TASK MATERIAL ->
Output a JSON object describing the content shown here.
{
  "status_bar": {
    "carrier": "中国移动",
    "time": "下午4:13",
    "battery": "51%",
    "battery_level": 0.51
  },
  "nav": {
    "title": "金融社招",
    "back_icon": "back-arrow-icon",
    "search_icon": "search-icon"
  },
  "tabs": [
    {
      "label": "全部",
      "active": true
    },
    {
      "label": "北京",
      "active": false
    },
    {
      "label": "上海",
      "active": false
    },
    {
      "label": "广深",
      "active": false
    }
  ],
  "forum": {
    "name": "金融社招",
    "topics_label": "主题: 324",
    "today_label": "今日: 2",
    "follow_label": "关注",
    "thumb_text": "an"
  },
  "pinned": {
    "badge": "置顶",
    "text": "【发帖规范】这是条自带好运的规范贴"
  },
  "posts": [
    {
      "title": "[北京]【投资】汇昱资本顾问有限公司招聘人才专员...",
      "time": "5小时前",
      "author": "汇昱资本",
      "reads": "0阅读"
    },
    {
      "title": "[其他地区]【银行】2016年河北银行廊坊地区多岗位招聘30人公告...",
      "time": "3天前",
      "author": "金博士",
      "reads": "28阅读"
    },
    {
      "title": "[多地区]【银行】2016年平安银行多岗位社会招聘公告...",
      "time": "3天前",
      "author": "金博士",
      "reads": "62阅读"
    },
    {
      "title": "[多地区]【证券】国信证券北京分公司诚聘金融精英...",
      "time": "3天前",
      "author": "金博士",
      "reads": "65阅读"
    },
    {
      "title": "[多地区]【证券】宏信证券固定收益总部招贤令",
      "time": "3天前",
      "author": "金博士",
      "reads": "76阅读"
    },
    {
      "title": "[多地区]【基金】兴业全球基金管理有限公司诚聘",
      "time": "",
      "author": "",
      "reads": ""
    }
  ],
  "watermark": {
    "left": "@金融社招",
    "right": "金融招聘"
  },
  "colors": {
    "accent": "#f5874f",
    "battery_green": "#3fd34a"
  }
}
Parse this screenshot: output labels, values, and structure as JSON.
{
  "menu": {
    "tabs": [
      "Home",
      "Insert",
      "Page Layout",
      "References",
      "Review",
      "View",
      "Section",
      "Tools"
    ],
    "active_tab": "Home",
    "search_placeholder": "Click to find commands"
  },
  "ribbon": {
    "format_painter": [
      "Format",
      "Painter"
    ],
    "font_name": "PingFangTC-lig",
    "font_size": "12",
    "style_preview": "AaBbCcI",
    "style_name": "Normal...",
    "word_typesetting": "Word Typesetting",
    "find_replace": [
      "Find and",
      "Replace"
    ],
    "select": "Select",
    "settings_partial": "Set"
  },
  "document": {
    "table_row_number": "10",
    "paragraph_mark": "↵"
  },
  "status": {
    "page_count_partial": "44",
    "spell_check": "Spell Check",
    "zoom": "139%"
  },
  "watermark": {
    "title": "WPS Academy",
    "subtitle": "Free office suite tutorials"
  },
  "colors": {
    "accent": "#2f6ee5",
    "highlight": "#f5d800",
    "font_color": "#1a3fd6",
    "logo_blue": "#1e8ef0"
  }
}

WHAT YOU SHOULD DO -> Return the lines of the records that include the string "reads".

EXPECTED ANSWER ->
      "reads": "0阅读"
      "reads": "28阅读"
      "reads": "62阅读"
      "reads": "65阅读"
      "reads": "76阅读"
      "reads": ""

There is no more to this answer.